Now streamer fishing technique definitely changes from the rest of the year. Heavier flies or heavier lines are the ticket, and instead of fishing through riffles and eddies, focus on deep holes and runs. This time of year, I'm throwing a 300 grain sink tip, and that in combination with a weighted streamer gets the fly into the strike zone.
One of my best areas for catching big fish in the winter is a deep hole with a logjam at some point in it. The fish hold right on the edge of the log jams, and it provides an easy ambush point, along with instant access to deep water. I also like to focus on deep runs with a steep bank on one side and a shallow sloping bank on the other side. I'll throw the streamer down stream and twitch it back up through the channel.
Another thing that is often overlooked is drifting back up under ice sheets. I may loose some people here, but trust me, it works. I'll let my fly drift 15 or so feet back under the ice, and then I retrieve it back up with slow twitches. Its an absolute blast when you stick one under the ice, and its definitely something you should try.
As for fly selection, my best overall fish catcher is a sculpin pattern. They ride deep, have a good natural profile, and are often a bit smaller in size. I generally throw a #2 el sculpito if I'm fishing sculpin patterns, and its a great overall fish catcher. This time of year though, I'm hunting for a trophy, and that means a different type of streamer.
My go to big fish streamer in the winter is a double deceiver
. It is a big profiled streamer, and it is a big fish killer! I tie mine with a ton of lead wire wraps on the front hook, and that in combination with the sink tip gets it into the strike zone.
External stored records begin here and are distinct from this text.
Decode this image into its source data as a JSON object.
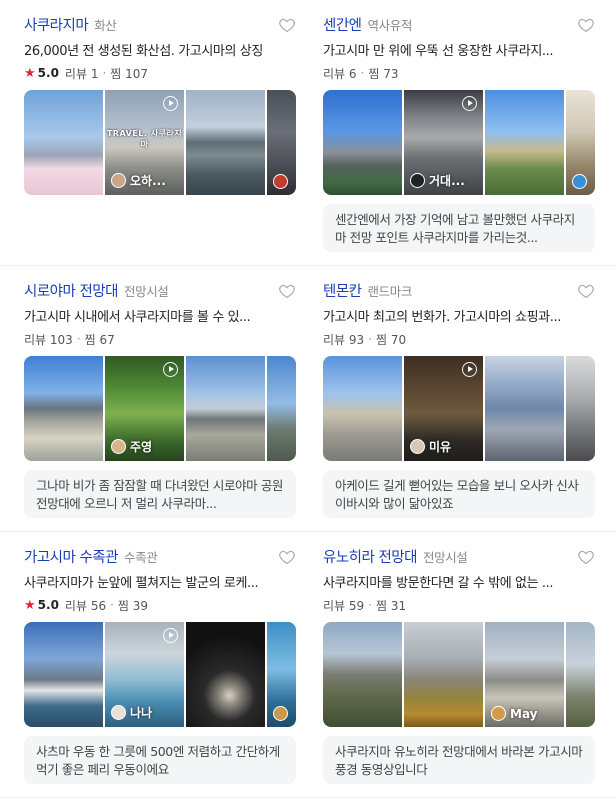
{
  "cards": [
    {
      "name": "사쿠라지마",
      "category": "화산",
      "desc": "26,000년 전 생성된 화산섬. 가고시마의 상징",
      "rating": "5.0",
      "reviews_label": "리뷰 1",
      "saves_label": "찜 107",
      "photos": [
        {
          "author": "",
          "overlay": ""
        },
        {
          "author": "오하...",
          "overlay": "TRAVEL. 사쿠라지마"
        },
        {
          "author": "",
          "overlay": ""
        },
        {
          "author": "",
          "overlay": ""
        }
      ],
      "review": ""
    },
    {
      "name": "센간엔",
      "category": "역사유적",
      "desc": "가고시마 만 위에 우뚝 선 웅장한 사쿠라지...",
      "rating": "",
      "reviews_label": "리뷰 6",
      "saves_label": "찜 73",
      "photos": [
        {
          "author": "",
          "overlay": ""
        },
        {
          "author": "거대...",
          "overlay": ""
        },
        {
          "author": "",
          "overlay": ""
        },
        {
          "author": "",
          "overlay": ""
        }
      ],
      "review": "센간엔에서 가장 기억에 남고 볼만했던 사쿠라지마 전망 포인트 사쿠라지마를 가리는것..."
    },
    {
      "name": "시로야마 전망대",
      "category": "전망시설",
      "desc": "가고시마 시내에서 사쿠라지마를 볼 수 있...",
      "rating": "",
      "reviews_label": "리뷰 103",
      "saves_label": "찜 67",
      "photos": [
        {
          "author": "",
          "overlay": ""
        },
        {
          "author": "주영",
          "overlay": ""
        },
        {
          "author": "",
          "overlay": ""
        },
        {
          "author": "",
          "overlay": ""
        }
      ],
      "review": "그나마 비가 좀 잠잠할 때 다녀왔던 시로야마 공원 전망대에 오르니 저 멀리 사쿠라마..."
    },
    {
      "name": "텐몬칸",
      "category": "랜드마크",
      "desc": "가고시마 최고의 번화가. 가고시마의 쇼핑과...",
      "rating": "",
      "reviews_label": "리뷰 93",
      "saves_label": "찜 70",
      "photos": [
        {
          "author": "",
          "overlay": ""
        },
        {
          "author": "미유",
          "overlay": ""
        },
        {
          "author": "",
          "overlay": ""
        },
        {
          "author": "",
          "overlay": ""
        }
      ],
      "review": "아케이드 길게 뻗어있는 모습을 보니 오사카 신사이바시와 많이 닮아있죠"
    },
    {
      "name": "가고시마 수족관",
      "category": "수족관",
      "desc": "사쿠라지마가 눈앞에 펼쳐지는 발군의 로케...",
      "rating": "5.0",
      "reviews_label": "리뷰 56",
      "saves_label": "찜 39",
      "photos": [
        {
          "author": "",
          "overlay": ""
        },
        {
          "author": "나나",
          "overlay": ""
        },
        {
          "author": "",
          "overlay": ""
        },
        {
          "author": "",
          "overlay": ""
        }
      ],
      "review": "사츠마 우동 한 그릇에 500엔 저렴하고 간단하게 먹기 좋은 페리 우동이에요"
    },
    {
      "name": "유노히라 전망대",
      "category": "전망시설",
      "desc": "사쿠라지마를 방문한다면 갈 수 밖에 없는 ...",
      "rating": "",
      "reviews_label": "리뷰 59",
      "saves_label": "찜 31",
      "photos": [
        {
          "author": "",
          "overlay": ""
        },
        {
          "author": "",
          "overlay": ""
        },
        {
          "author": "May",
          "overlay": ""
        }
      ],
      "review": "사쿠라지마 유노히라 전망대에서 바라본 가고시마 풍경 동영상입니다"
    }
  ],
  "colors": {
    "name": "#1a3fb8",
    "star": "#e0243a",
    "review_bg": "#f4f5f7"
  },
  "icons": {
    "heart": "heart-outline-icon",
    "star": "star-icon",
    "play": "play-icon"
  }
}
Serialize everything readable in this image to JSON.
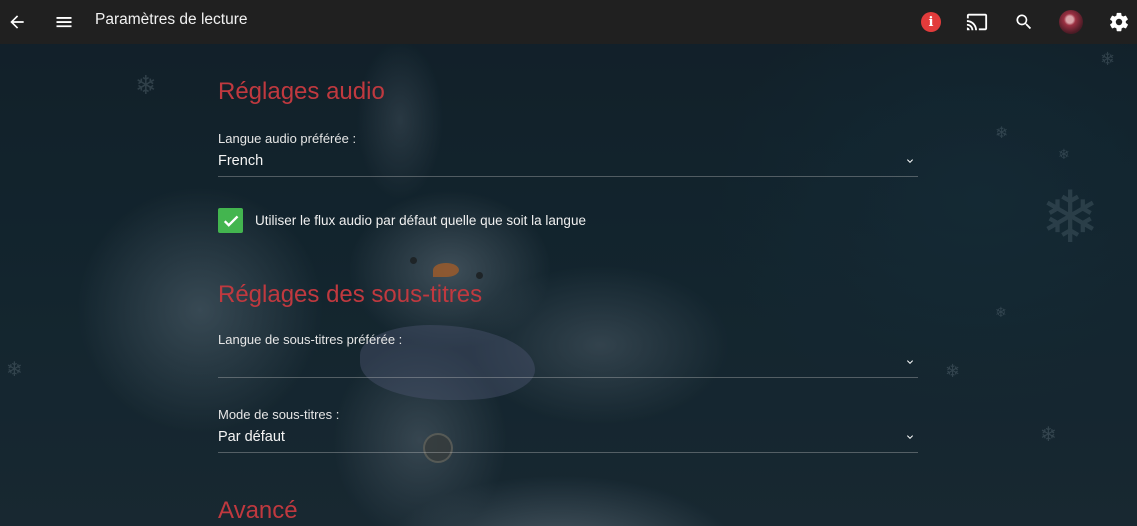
{
  "header": {
    "title": "Paramètres de lecture",
    "icons": [
      "back-arrow-icon",
      "menu-icon",
      "info-icon",
      "cast-icon",
      "search-icon",
      "avatar",
      "gear-icon"
    ],
    "info_badge_text": "i",
    "accent": "#e23b3b"
  },
  "audio": {
    "section_title": "Réglages audio",
    "language_label": "Langue audio préférée :",
    "language_value": "French",
    "checkbox_label": "Utiliser le flux audio par défaut quelle que soit la langue",
    "checkbox_checked": true
  },
  "subtitles": {
    "section_title": "Réglages des sous-titres",
    "language_label": "Langue de sous-titres préférée :",
    "language_value": "",
    "mode_label": "Mode de sous-titres :",
    "mode_value": "Par défaut"
  },
  "advanced": {
    "section_title": "Avancé"
  },
  "colors": {
    "section_title": "#c0393f",
    "checkbox": "#43b54f",
    "appbar": "#202020"
  }
}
Now fishing big flies isn't for everyone, and when I'm throwing flies like a double deceiver, I'm forgoing quantity for one quality fish. Its trophy hunting at its core, and although it can be tedious, its very rewarding.
My go to streamer set up is a fast 9' 8wt rod, and a good reel. I generally carry one spool of floating line, and one of sinking. My current setup is a 9' Redington CPX
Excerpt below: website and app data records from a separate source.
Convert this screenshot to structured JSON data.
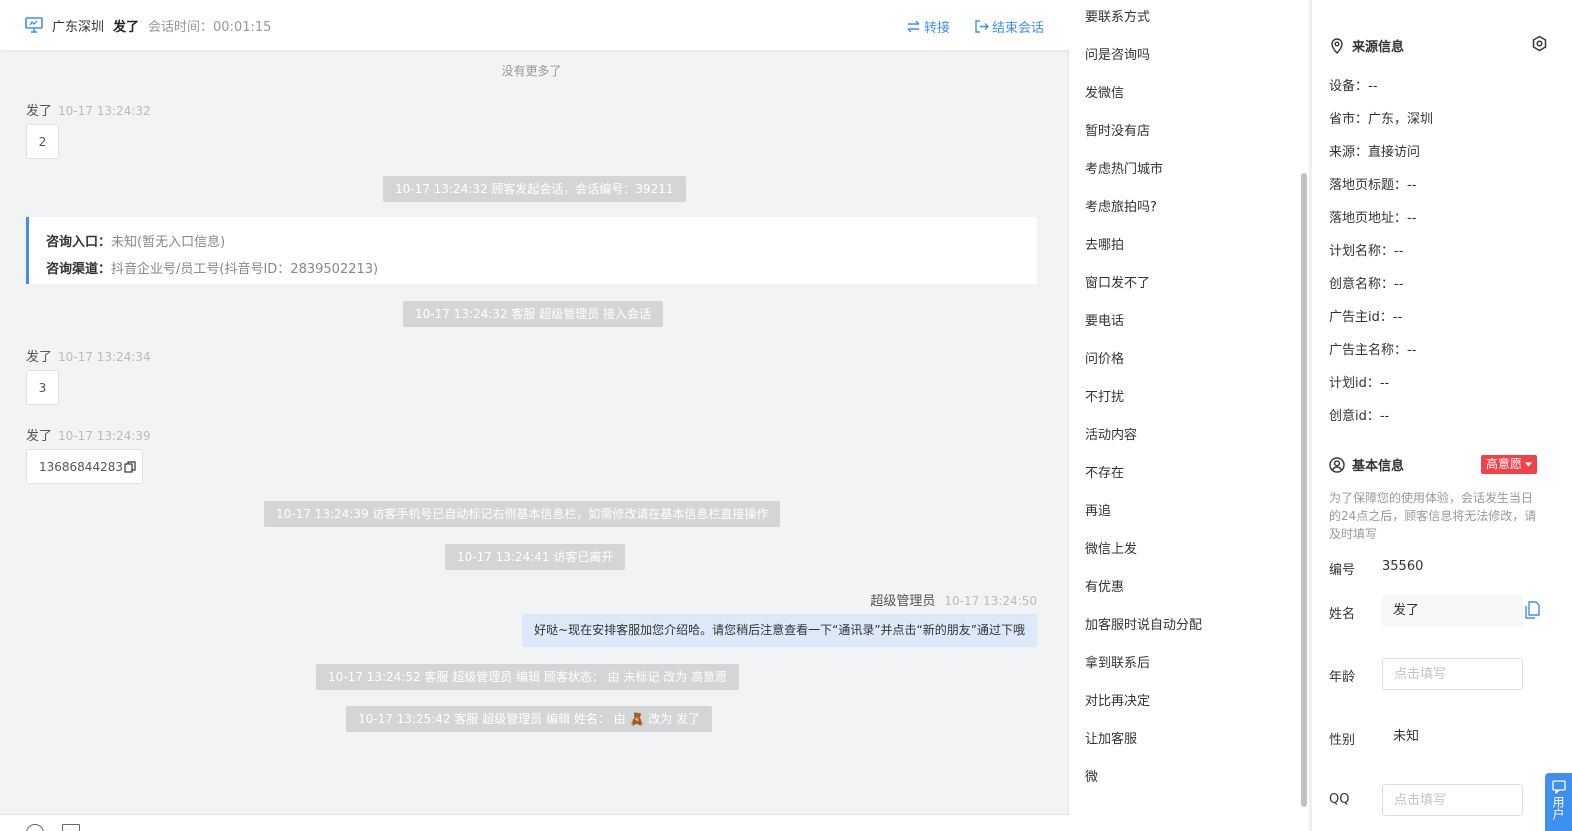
{
  "header": {
    "location": "广东深圳",
    "visitor_name": "发了",
    "session_time_label": "会话时间：00:01:15",
    "transfer_label": "转接",
    "end_label": "结束会话"
  },
  "chat": {
    "no_more": "没有更多了",
    "messages": [
      {
        "sender": "发了",
        "time": "10-17 13:24:32",
        "text": "2"
      },
      {
        "sender": "发了",
        "time": "10-17 13:24:34",
        "text": "3"
      },
      {
        "sender": "发了",
        "time": "10-17 13:24:39",
        "text": "13686844283"
      }
    ],
    "system": [
      "10-17 13:24:32 顾客发起会话，会话编号：39211",
      "10-17 13:24:32 客服 超级管理员 接入会话",
      "10-17 13:24:39 访客手机号已自动标记右侧基本信息栏，如需修改请在基本信息栏直接操作",
      "10-17 13:24:41 访客已离开",
      "10-17 13:24:52 客服 超级管理员 编辑 顾客状态： 由 未标记 改为 高意愿",
      "10-17 13:25:42 客服 超级管理员 编辑 姓名： 由 🧸 改为 发了"
    ],
    "entry": {
      "label1": "咨询入口：",
      "value1": "未知(暂无入口信息)",
      "label2": "咨询渠道：",
      "value2": "抖音企业号/员工号(抖音号ID：2839502213)"
    },
    "agent": {
      "name": "超级管理员",
      "time": "10-17 13:24:50",
      "text": "好哒~现在安排客服加您介绍哈。请您稍后注意查看一下“通讯录”并点击“新的朋友”通过下哦"
    }
  },
  "quick_replies": [
    "要联系方式",
    "问是咨询吗",
    "发微信",
    "暂时没有店",
    "考虑热门城市",
    "考虑旅拍吗?",
    "去哪拍",
    "窗口发不了",
    "要电话",
    "问价格",
    "不打扰",
    "活动内容",
    "不存在",
    "再追",
    "微信上发",
    "有优惠",
    "加客服时说自动分配",
    "拿到联系后",
    "对比再决定",
    "让加客服",
    "微"
  ],
  "source_info": {
    "title": "来源信息",
    "rows": [
      "设备：--",
      "省市：广东，深圳",
      "来源：直接访问",
      "落地页标题：--",
      "落地页地址：--",
      "计划名称：--",
      "创意名称：--",
      "广告主id：--",
      "广告主名称：--",
      "计划id：--",
      "创意id：--"
    ]
  },
  "basic_info": {
    "title": "基本信息",
    "badge": "高意愿",
    "note": "为了保障您的使用体验，会话发生当日的24点之后，顾客信息将无法修改，请及时填写",
    "id_label": "编号",
    "id_value": "35560",
    "name_label": "姓名",
    "name_value": "发了",
    "age_label": "年龄",
    "age_placeholder": "点击填写",
    "gender_label": "性别",
    "gender_value": "未知",
    "qq_label": "QQ",
    "qq_placeholder": "点击填写"
  },
  "floating": {
    "label": "用户"
  },
  "colors": {
    "accent": "#3f8ff0",
    "badge": "#f0424b",
    "agent_bubble": "#dde8f9",
    "system_bg": "#d4d5d7"
  }
}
8wt, paired with a Lamson Liquid
3.5. I have one spool of floating 8wt line, one spool on slow sink intermediate, and a SA Streamer express 300 grain. I generally throw the Streamer Express line the most, mainly because of how well it handles a big fly, and how quick it gets my streamer down. My leaders are pretty simple, and on all 3 spools i have the same one. I simply take 15in of 20lb flouro, and tie it to 20in of 0X flouro tippet (14lb). This short leader helps with casting, and helps the fly and line sink a bit better.
For those of you who haven't ever considered throwing streamers in the winter, I urge you to try it. The fish will still chase a fly like they do in the summer, and on top of that, they are a lot hungrier. It may not be as fast of action as you'll find midging and nymphing, but I can tell you that if you put in your due time, you'll find fish that will eat the average nymping fish.